The Promise of a Pencil How an Ordinary Person Can Create Extraordinary Change
By: Javier Ortega-Araiza.
“What can a pencil do for all of us? Amazing things. It can write transcendent poetry, uplifting music, or life-changing equations; it can sketch the future, give life to untold beauty, and communicate the full-force of our love and aspirations”.
Adam Braun, Founder, Pencils of Promise
While traveling the world on the Semester at Sea Program, Adam Braun decided he would ask a question to one child per country: “If you could have anything in the world, what do you want the most?” The answers surprised him, as a girl in Hawaii mentioned “to dance”, another girl in Beijing mentioned “a book” and a small child in Vietnam mentioned that she just wanted for her mom to be healthy, answers that were very far away of what he confesses expected to hear: “an iPod”, “a fast car”, or “a flat screen TV”, as he narrates. Wise enough is the saying that we should ask kids if we want to know two things: what is possible and what is really important in life. It was the answer of a boy in India that would trigger Braun’s move into action, and little did that boy knew back then that his answer, “a pencil”, would be the inspiration not only for an organisation that has built 334 schools in several communities around the world that lack the basic school infrastructure, but also for a new concept, “profitable purpose”, upon which Pencils of Promise is built, that has redefined the way non-profits operate by applying some for-profit principles to maximize impact.
The story resonated with me in many ways. I recalled when I had a similar experience after a visit to a supermarket in my hometown in Northern Mexico. As I unloaded my groceries onto the conveyor belt, I was approached by a group of playful kids from an ethnic minority. It didn’t surprise me, what did was the fact that they joyfully asked if I could buy them some school material. No cash, candies, or chips, but pencils and paper to play around. I was significantly moved, and I told each one of them to grab a notebook, a pencil and some colours. The happiness of the kids was evident, and when I drove back three hours later, they were still on the sidewalk having fun with their notebooks. But more than happiness, as the book narrates, these things represent possibility, illusion, and hope. They represent the chance of a better tomorrow, that for many young generations around the world seems so distant. And they definitely show us that we have a lot of work to do.

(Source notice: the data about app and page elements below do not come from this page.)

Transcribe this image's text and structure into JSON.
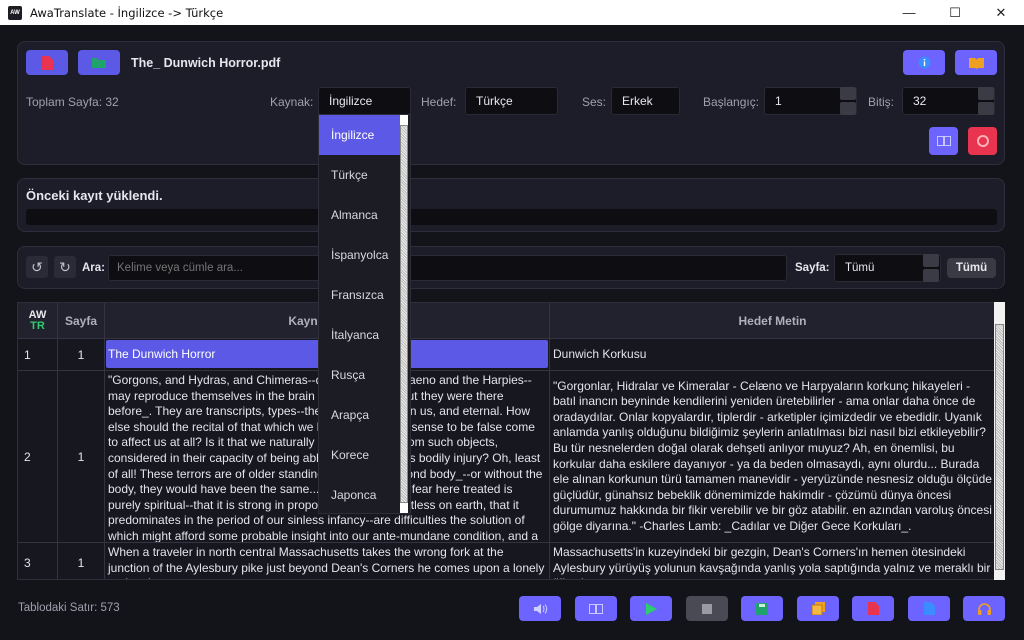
{
  "window": {
    "title": "AwaTranslate - İngilizce -> Türkçe",
    "icon_text": "AW"
  },
  "top": {
    "filename": "The_ Dunwich Horror.pdf",
    "total_pages_label": "Toplam Sayfa: 32",
    "source_label": "Kaynak:",
    "source_value": "İngilizce",
    "target_label": "Hedef:",
    "target_value": "Türkçe",
    "voice_label": "Ses:",
    "voice_value": "Erkek",
    "start_label": "Başlangıç:",
    "start_value": "1",
    "end_label": "Bitiş:",
    "end_value": "32"
  },
  "dropdown": {
    "items": [
      "İngilizce",
      "Türkçe",
      "Almanca",
      "İspanyolca",
      "Fransızca",
      "İtalyanca",
      "Rusça",
      "Arapça",
      "Korece",
      "Japonca"
    ],
    "selected": "İngilizce"
  },
  "status": {
    "message": "Önceki kayıt yüklendi.",
    "progress": 0
  },
  "search": {
    "label": "Ara:",
    "placeholder": "Kelime veya cümle ara...",
    "page_label": "Sayfa:",
    "page_value": "Tümü",
    "all_button": "Tümü"
  },
  "table": {
    "headers": {
      "aw": "AW",
      "tr": "TR",
      "page": "Sayfa",
      "source": "Kaynak Metin",
      "target": "Hedef Metin"
    },
    "rows": [
      {
        "num": "1",
        "page": "1",
        "source": "The Dunwich Horror",
        "target": "Dunwich Korkusu"
      },
      {
        "num": "2",
        "page": "1",
        "source": "\"Gorgons, and Hydras, and Chimeras--dire stories of Celaeno and the Harpies--may reproduce themselves in the brain of superstition--but they were there before_. They are transcripts, types--the archetypes are in us, and eternal. How else should the recital of that which we know in a waking sense to be false come to affect us at all? Is it that we naturally conceive terror from such objects, considered in their capacity of being able to inflict upon us bodily injury? Oh, least of all! These terrors are of older standing. They date beyond body_--or without the body, they would have been the same.... That the kind of fear here treated is purely spiritual--that it is strong in proportion as it is objectless on earth, that it predominates in the period of our sinless infancy--are difficulties the solution of which might afford some probable insight into our ante-mundane condition, and a peep at least into the shadowland of pre-...",
        "target": "\"Gorgonlar, Hidralar ve Kimeralar - Celæno ve Harpyaların korkunç hikayeleri - batıl inancın beyninde kendilerini yeniden üretebilirler - ama onlar daha önce de oradaydılar. Onlar kopyalardır, tiplerdir - arketipler içimizdedir ve ebedidir. Uyanık anlamda yanlış olduğunu bildiğimiz şeylerin anlatılması bizi nasıl bizi etkileyebilir? Bu tür nesnelerden doğal olarak dehşeti anlıyor muyuz? Ah, en önemlisi, bu korkular daha eskilere dayanıyor - ya da beden olmasaydı, aynı olurdu... Burada ele alınan korkunun türü tamamen manevidir - yeryüzünde nesnesiz olduğu ölçüde güçlüdür, günahsız bebeklik dönemimizde hakimdir - çözümü dünya öncesi durumumuz hakkında bir fikir verebilir ve bir göz atabilir. en azından varoluş öncesi gölge diyarına.\" -Charles Lamb: _Cadılar ve Diğer Gece Korkuları_."
      },
      {
        "num": "3",
        "page": "1",
        "source": "When a traveler in north central Massachusetts takes the wrong fork at the junction of the Aylesbury pike just beyond Dean's Corners he comes upon a lonely and curious ...",
        "target": "Massachusetts'in kuzeyindeki bir gezgin, Dean's Corners'ın hemen ötesindeki Aylesbury yürüyüş yolunun kavşağında yanlış yola saptığında yalnız ve meraklı bir ülkeyle ..."
      }
    ]
  },
  "footer": {
    "row_count": "Tablodaki Satır: 573"
  },
  "colors": {
    "accent": "#5b59e6",
    "danger": "#e8344f",
    "success": "#2ecc71"
  }
}
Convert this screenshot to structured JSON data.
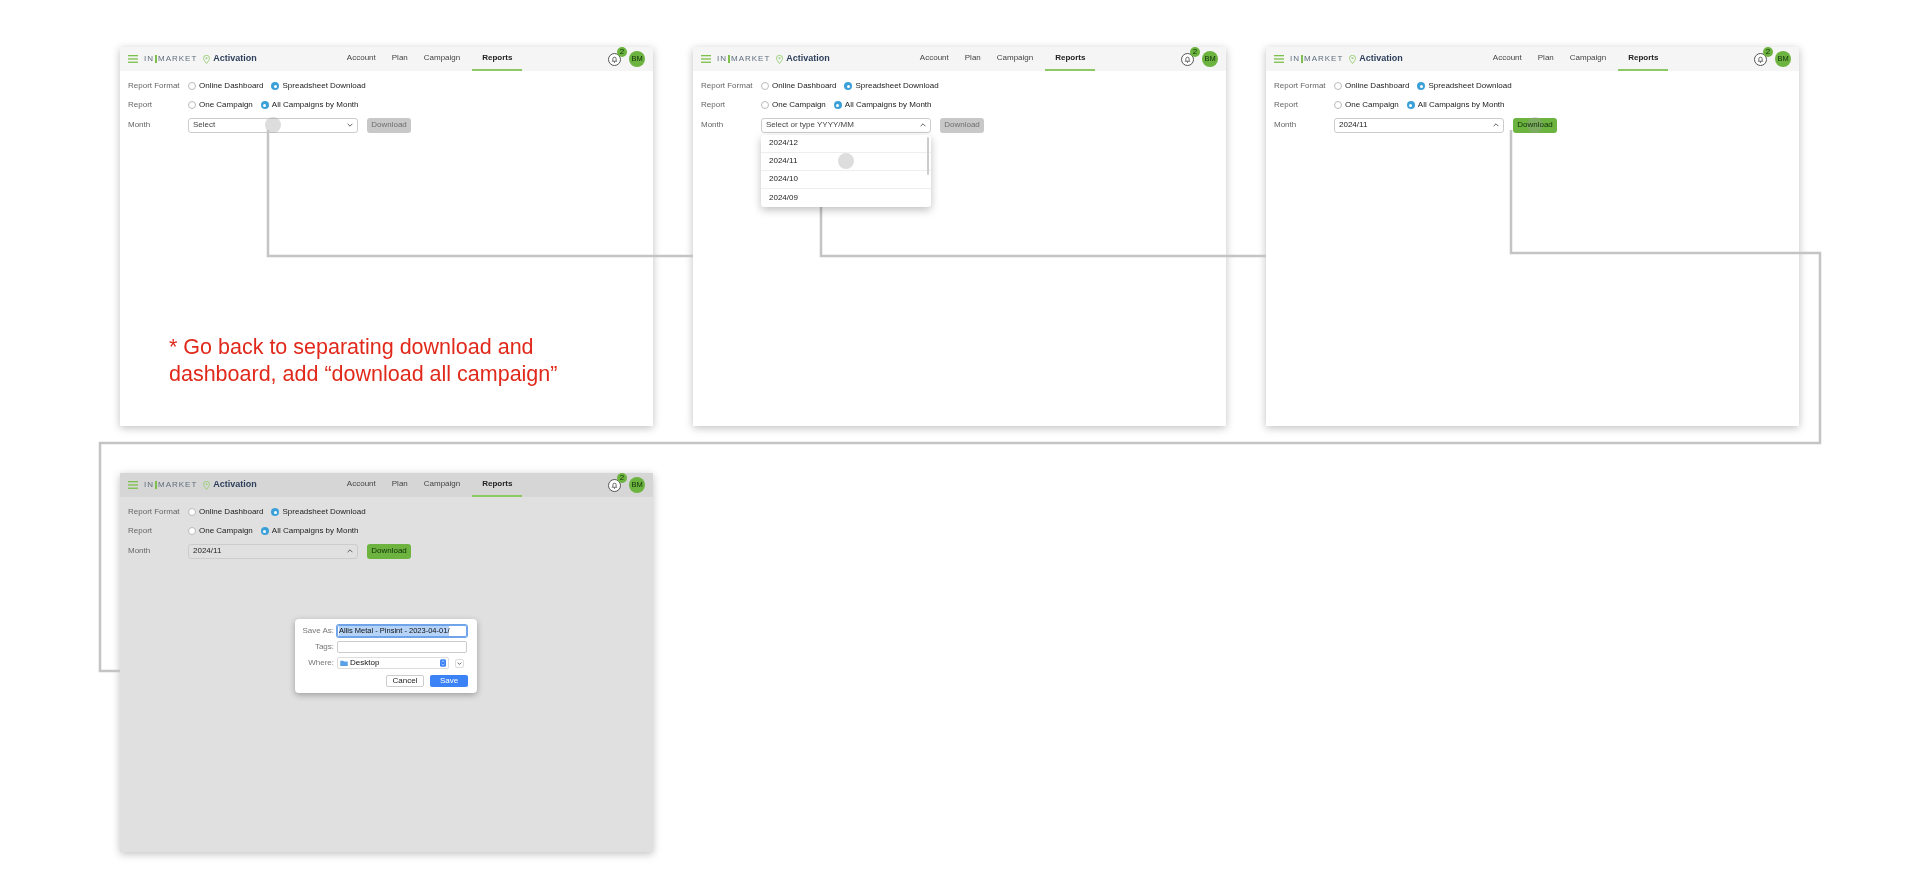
{
  "screens": [
    {
      "dimmed": false,
      "header": {
        "logo_left": "IN",
        "logo_right": "MARKET",
        "app": "Activation",
        "nav": [
          {
            "label": "Account",
            "selected": false
          },
          {
            "label": "Plan",
            "selected": false
          },
          {
            "label": "Campaign",
            "selected": false
          },
          {
            "label": "Reports",
            "selected": true
          }
        ],
        "notifications": "2",
        "avatar": "BM"
      },
      "rows": [
        {
          "label": "Report Format",
          "options": [
            {
              "label": "Online Dashboard",
              "selected": false
            },
            {
              "label": "Spreadsheet Download",
              "selected": true
            }
          ]
        },
        {
          "label": "Report",
          "options": [
            {
              "label": "One Campaign",
              "selected": false
            },
            {
              "label": "All Campaigns by Month",
              "selected": true
            }
          ]
        }
      ],
      "month": {
        "label": "Month",
        "placeholder": "Select",
        "expanded": false,
        "touched": true
      },
      "download": {
        "label": "Download",
        "enabled": false,
        "touched": false
      },
      "note": "* Go back to separating download and dashboard, add “download all campaign”"
    },
    {
      "dimmed": false,
      "header": {
        "logo_left": "IN",
        "logo_right": "MARKET",
        "app": "Activation",
        "nav": [
          {
            "label": "Account",
            "selected": false
          },
          {
            "label": "Plan",
            "selected": false
          },
          {
            "label": "Campaign",
            "selected": false
          },
          {
            "label": "Reports",
            "selected": true
          }
        ],
        "notifications": "2",
        "avatar": "BM"
      },
      "rows": [
        {
          "label": "Report Format",
          "options": [
            {
              "label": "Online Dashboard",
              "selected": false
            },
            {
              "label": "Spreadsheet Download",
              "selected": true
            }
          ]
        },
        {
          "label": "Report",
          "options": [
            {
              "label": "One Campaign",
              "selected": false
            },
            {
              "label": "All Campaigns by Month",
              "selected": true
            }
          ]
        }
      ],
      "month": {
        "label": "Month",
        "placeholder": "Select or type YYYY/MM",
        "expanded": true,
        "touched": false,
        "options": [
          {
            "label": "2024/12",
            "touched": false
          },
          {
            "label": "2024/11",
            "touched": true
          },
          {
            "label": "2024/10",
            "touched": false
          },
          {
            "label": "2024/09",
            "touched": false
          }
        ]
      },
      "download": {
        "label": "Download",
        "enabled": false,
        "touched": false
      }
    },
    {
      "dimmed": false,
      "header": {
        "logo_left": "IN",
        "logo_right": "MARKET",
        "app": "Activation",
        "nav": [
          {
            "label": "Account",
            "selected": false
          },
          {
            "label": "Plan",
            "selected": false
          },
          {
            "label": "Campaign",
            "selected": false
          },
          {
            "label": "Reports",
            "selected": true
          }
        ],
        "notifications": "2",
        "avatar": "BM"
      },
      "rows": [
        {
          "label": "Report Format",
          "options": [
            {
              "label": "Online Dashboard",
              "selected": false
            },
            {
              "label": "Spreadsheet Download",
              "selected": true
            }
          ]
        },
        {
          "label": "Report",
          "options": [
            {
              "label": "One Campaign",
              "selected": false
            },
            {
              "label": "All Campaigns by Month",
              "selected": true
            }
          ]
        }
      ],
      "month": {
        "label": "Month",
        "value": "2024/11",
        "expanded": true,
        "touched": false
      },
      "download": {
        "label": "Download",
        "enabled": true,
        "touched": true
      }
    },
    {
      "dimmed": true,
      "header": {
        "logo_left": "IN",
        "logo_right": "MARKET",
        "app": "Activation",
        "nav": [
          {
            "label": "Account",
            "selected": false
          },
          {
            "label": "Plan",
            "selected": false
          },
          {
            "label": "Campaign",
            "selected": false
          },
          {
            "label": "Reports",
            "selected": true
          }
        ],
        "notifications": "2",
        "avatar": "BM"
      },
      "rows": [
        {
          "label": "Report Format",
          "options": [
            {
              "label": "Online Dashboard",
              "selected": false
            },
            {
              "label": "Spreadsheet Download",
              "selected": true
            }
          ]
        },
        {
          "label": "Report",
          "options": [
            {
              "label": "One Campaign",
              "selected": false
            },
            {
              "label": "All Campaigns by Month",
              "selected": true
            }
          ]
        }
      ],
      "month": {
        "label": "Month",
        "value": "2024/11",
        "expanded": true,
        "touched": false
      },
      "download": {
        "label": "Download",
        "enabled": true,
        "touched": false
      },
      "dialog": {
        "fields": [
          {
            "kind": "text",
            "label": "Save As:",
            "value": "Allis Metal - Pinsint - 2023-04-01/",
            "highlighted": true
          },
          {
            "kind": "text",
            "label": "Tags:",
            "highlighted": false
          },
          {
            "kind": "select",
            "label": "Where:",
            "value": "Desktop"
          }
        ],
        "buttons": [
          {
            "label": "Cancel",
            "primary": false
          },
          {
            "label": "Save",
            "primary": true
          }
        ]
      }
    }
  ]
}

Pencils of Promise actively tackles this work it guided by three principles that are core of the for-profit sector more than of the traditional charity: transparency, efficiency, and accountability. Pencils of Promise publishes its financials online, and proactively works to maximize the ratio of dollars that go into their core activities by reducing administrative expenses, which often consume a big chunk of the resources of non-profit organizations. The approach has worked, and so far, Pencils of Promise has had a 100% success rate according to their reports, meaning that “every school we’ve opened to date is fully operational and educating students daily”, something that every educational organisation should take note of.
The fact that Pencils of Promise has achieved such success in an industry where others haven’t (and are often criticized because of it) is a clear indicator that instead of shunning each other, the for-profit and non-profit systems could conjointly adopt principles that would help them develop and grow. In the book, Braun narrates how he came with the “for purpose” or “profitable purpose” concept, after meeting with a venture capitalist in a New York City rooftop, who according to him, changed the whole tone of the conversation after hearing that he ran a nonprofit organization. “I realized the phrase nonprofit does a massive disservice to the broader industry. It’s the only industry that introduces itself with the word non”, says Braun. And he is right. The title “non-profit” is both disarming and it distinctly points out the separation that has historically existed between the for-profit and non-profit worlds, as if it was trying to point out that making money was something that they are proud of “not making”. It’s hard to blame them for trying to mark this distance, based on all the scandals that many corporations have protagonized since we have memory. For-profit was related with greed while non-profit was related with charity. However, as Pencils of Promise has shown, the non-profit industry would benefit immensely by applying a for-profit principles framework in their operation, enabling the organisation to have a higher impact and improve significantly more lives in the process, and that beyond this, it has the potential of helping steer a whole movement based on the merger of profit and purpose, which is what we call now social enterprise: Companies trying to make impact but also looking to be sustainable. Companies and organisations that show that you can do well by doing good.
In summary, the book is a great account of the author’s quest for meaning and purpose. Pencils of Promise is not only a successful case study for both non-profit and for-profit organizations about how to lead a purpose-driven organisation, but mostly, a chronicle for all of us in a journey for passion and fulfillment, which demonstrates that, as financier Ray Chambers (quoted in the book) said, “Bliss does not come from materials or possessions, it comes from fulfilling one’s purpose in this existence”.
Originally published at www.redefiningcapitalism.com on February 24, 2016.